Page and application data records
=== Begin Enclosure ===

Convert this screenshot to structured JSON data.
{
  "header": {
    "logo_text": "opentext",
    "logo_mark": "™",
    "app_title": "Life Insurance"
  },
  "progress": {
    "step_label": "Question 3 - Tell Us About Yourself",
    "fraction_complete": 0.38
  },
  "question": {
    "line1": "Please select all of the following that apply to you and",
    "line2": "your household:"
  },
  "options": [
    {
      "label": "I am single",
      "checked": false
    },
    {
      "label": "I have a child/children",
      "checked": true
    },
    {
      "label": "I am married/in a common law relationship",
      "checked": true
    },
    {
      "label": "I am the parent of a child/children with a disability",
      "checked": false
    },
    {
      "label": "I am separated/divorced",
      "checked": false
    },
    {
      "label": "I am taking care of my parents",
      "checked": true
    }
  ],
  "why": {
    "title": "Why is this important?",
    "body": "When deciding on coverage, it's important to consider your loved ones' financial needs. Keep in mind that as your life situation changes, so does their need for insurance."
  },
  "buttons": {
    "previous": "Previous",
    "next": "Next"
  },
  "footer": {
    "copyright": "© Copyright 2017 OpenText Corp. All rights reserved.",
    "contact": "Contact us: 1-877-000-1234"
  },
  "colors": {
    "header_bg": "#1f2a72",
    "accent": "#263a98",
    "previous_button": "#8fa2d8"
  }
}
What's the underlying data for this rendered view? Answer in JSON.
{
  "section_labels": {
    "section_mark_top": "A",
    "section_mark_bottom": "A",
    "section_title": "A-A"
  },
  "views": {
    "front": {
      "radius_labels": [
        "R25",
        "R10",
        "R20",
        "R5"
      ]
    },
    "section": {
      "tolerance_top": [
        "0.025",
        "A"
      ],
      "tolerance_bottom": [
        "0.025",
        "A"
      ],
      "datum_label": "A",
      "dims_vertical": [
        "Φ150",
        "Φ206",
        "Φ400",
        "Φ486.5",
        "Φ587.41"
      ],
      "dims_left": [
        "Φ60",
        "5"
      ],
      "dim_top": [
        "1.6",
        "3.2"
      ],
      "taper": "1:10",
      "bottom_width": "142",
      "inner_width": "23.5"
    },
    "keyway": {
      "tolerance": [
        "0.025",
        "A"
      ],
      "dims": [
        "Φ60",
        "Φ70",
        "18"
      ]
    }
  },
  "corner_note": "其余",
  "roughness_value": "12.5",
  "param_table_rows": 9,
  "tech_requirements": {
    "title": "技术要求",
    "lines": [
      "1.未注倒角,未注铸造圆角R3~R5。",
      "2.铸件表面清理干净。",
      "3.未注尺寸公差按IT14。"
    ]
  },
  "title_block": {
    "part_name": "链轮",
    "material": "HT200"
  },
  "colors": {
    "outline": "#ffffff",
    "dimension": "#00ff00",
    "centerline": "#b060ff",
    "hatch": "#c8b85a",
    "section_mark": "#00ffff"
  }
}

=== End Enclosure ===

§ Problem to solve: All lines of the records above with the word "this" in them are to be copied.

§ Reply:
Convert this screenshot to structured JSON data.
    "title": "Why is this important?",
What's the underlying data for this rendered view? Answer in JSON.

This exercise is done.